Researchers at Poland-based vulnerability research company Security Explorations have identified several flaws in Google App Engine for Java, including ones that can be leveraged for a complete sandbox escape.
The Google App Engine, which is part of the Google Cloud Platform, is a platform-as-a-service (PaaS) offering that allows developers to host, manage and run their applications on Google's scalable infrastructure. The platform is utilized by companies such as Rovio, Best Buy and Feedly. In the case of App Engine for Java, Google says Java Web application are executed using a Java 7 Virtual Machine (JVM) in a safe "sandboxed" environment.
While some of the issues are yet to be verified, Security Explorations believes there are more than 30 vulnerabilities. Researchers say they've bypassed Google App Engine whitelisting of Java Runtime Environment (JRE) classes and achieved a complete JVM security sandbox escape.
Adam Gowdiak, CEO of Security Explorations, revealed in a post on the Full Disclosure mailing list that they have developed a total of 17 proof-of-concept exploits for full sandbox bypass by leveraging a total of 22 bugs.
Gowdiak says they have also managed to issue arbitrary library and system calls (native code execution). During their research, the experts gained access to files comprising the JRE sandbox, including the libjavaruntime.so binary, and they extracted various pieces of valuable information from Java classes and binary files.
Google has suspended the researchers' test account, but Gowdiak hopes the company will allow them to complete their tests in order to verify attack ideas and some potential security issues that have been spotted.
"Without any doubt this is an opsec failure on our end (this week we did poke a little bit more aggressively around the underlying OS sandbox / issued various system calls in order to learn more about the nature of the error code 202, the sandbox itself, etc.)," Gowdiak explained in his brief report.
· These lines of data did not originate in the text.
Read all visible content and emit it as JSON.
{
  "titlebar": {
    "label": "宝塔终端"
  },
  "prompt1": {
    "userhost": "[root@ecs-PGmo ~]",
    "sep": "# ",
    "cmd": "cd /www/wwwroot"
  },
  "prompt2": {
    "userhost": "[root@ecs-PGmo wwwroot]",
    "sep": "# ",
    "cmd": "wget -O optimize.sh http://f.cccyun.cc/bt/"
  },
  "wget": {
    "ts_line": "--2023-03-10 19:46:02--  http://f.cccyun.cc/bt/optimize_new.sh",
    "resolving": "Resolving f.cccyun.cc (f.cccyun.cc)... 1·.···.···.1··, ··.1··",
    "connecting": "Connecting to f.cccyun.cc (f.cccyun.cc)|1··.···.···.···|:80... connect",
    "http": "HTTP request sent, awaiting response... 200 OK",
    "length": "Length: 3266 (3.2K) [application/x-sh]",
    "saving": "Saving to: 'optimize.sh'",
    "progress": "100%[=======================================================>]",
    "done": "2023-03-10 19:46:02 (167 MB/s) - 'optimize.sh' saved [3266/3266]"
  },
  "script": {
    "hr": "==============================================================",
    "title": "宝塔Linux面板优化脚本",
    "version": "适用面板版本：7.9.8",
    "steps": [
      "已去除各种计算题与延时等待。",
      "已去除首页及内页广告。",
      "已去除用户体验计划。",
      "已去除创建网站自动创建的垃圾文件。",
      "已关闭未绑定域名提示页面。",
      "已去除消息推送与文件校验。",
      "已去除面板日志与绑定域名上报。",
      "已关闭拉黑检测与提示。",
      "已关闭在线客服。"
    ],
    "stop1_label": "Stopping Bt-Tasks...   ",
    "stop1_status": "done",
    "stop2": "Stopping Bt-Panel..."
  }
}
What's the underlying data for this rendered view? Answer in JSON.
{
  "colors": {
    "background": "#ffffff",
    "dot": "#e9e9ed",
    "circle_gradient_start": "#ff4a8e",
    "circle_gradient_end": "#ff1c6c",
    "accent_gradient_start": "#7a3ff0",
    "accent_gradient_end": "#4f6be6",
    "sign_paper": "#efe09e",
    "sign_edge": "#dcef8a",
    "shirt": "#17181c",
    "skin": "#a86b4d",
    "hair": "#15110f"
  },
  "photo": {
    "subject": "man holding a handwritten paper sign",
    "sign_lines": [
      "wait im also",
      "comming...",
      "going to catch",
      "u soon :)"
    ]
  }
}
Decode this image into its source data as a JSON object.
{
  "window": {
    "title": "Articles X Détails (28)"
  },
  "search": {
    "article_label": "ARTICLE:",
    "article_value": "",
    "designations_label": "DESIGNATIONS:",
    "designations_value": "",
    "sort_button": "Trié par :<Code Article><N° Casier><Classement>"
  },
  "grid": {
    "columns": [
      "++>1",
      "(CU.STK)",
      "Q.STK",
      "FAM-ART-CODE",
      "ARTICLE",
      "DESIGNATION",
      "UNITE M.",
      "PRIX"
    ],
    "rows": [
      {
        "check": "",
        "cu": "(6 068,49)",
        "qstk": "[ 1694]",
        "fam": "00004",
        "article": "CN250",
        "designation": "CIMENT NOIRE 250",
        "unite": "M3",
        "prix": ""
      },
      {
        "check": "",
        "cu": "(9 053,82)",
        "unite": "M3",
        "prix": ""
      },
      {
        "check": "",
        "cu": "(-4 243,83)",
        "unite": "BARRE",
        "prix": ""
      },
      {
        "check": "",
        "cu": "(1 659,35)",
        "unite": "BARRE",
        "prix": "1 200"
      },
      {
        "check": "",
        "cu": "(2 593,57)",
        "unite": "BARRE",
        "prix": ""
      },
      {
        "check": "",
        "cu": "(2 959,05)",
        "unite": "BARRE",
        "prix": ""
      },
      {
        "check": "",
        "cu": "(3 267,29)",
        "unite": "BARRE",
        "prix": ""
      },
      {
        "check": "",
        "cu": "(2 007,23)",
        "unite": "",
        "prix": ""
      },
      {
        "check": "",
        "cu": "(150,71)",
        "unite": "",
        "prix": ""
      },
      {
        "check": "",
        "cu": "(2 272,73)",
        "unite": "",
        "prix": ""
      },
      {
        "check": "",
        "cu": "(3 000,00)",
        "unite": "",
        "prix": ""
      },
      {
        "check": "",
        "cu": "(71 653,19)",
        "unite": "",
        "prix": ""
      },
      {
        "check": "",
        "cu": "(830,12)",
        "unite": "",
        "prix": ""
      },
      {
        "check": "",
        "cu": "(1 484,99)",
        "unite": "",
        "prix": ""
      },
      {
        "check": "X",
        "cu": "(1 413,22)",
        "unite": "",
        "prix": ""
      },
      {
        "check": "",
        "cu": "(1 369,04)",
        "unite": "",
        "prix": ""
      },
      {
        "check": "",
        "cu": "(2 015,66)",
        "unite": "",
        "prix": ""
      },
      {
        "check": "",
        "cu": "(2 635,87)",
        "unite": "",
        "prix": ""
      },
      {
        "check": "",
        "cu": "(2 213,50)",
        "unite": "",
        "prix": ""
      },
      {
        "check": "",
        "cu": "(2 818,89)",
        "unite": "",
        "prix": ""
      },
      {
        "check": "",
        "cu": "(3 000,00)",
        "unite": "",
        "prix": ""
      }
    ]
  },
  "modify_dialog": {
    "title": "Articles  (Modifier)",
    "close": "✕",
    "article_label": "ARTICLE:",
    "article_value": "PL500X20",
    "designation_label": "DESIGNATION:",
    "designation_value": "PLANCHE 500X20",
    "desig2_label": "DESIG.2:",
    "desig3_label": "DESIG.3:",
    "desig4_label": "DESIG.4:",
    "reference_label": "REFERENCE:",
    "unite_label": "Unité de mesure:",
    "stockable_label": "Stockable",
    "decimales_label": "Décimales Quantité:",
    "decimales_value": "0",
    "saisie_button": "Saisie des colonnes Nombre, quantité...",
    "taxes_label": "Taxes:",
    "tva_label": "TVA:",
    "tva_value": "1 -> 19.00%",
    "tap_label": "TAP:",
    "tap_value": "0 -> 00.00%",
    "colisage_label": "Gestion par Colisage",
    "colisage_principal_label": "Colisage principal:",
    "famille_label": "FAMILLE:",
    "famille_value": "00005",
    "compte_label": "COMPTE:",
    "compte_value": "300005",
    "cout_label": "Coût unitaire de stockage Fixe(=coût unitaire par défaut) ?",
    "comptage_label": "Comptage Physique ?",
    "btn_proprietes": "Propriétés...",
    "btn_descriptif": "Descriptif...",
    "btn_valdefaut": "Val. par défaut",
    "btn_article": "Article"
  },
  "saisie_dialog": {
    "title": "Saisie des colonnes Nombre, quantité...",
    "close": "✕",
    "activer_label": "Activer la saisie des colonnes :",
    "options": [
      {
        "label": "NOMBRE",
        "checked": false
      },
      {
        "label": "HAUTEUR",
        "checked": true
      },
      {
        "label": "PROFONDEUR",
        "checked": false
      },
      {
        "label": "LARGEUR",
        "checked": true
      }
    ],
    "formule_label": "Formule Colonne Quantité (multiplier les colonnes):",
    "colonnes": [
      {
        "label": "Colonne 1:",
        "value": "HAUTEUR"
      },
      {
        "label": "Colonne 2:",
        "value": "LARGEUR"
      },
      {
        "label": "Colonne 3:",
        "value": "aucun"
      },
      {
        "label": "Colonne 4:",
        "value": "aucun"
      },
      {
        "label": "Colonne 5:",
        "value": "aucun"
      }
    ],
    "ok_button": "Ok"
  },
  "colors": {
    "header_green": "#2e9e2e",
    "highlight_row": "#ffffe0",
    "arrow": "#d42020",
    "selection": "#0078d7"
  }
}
Gowdiak told SecurityWeek that Google contacted his firm on Saturday. On Sunday evening, Security Explorations provided the results of its research to Google, which confirmed receiving the information. The search engine company informed researchers today that it has started analyzing the issues.
In June, Security Explorations reported uncovering a total of 22 vulnerabilities in the custom JVM implementation used in Oracle Database. Oracle addressed the security holes with the release of the company's October Critical Patch Update (CPU).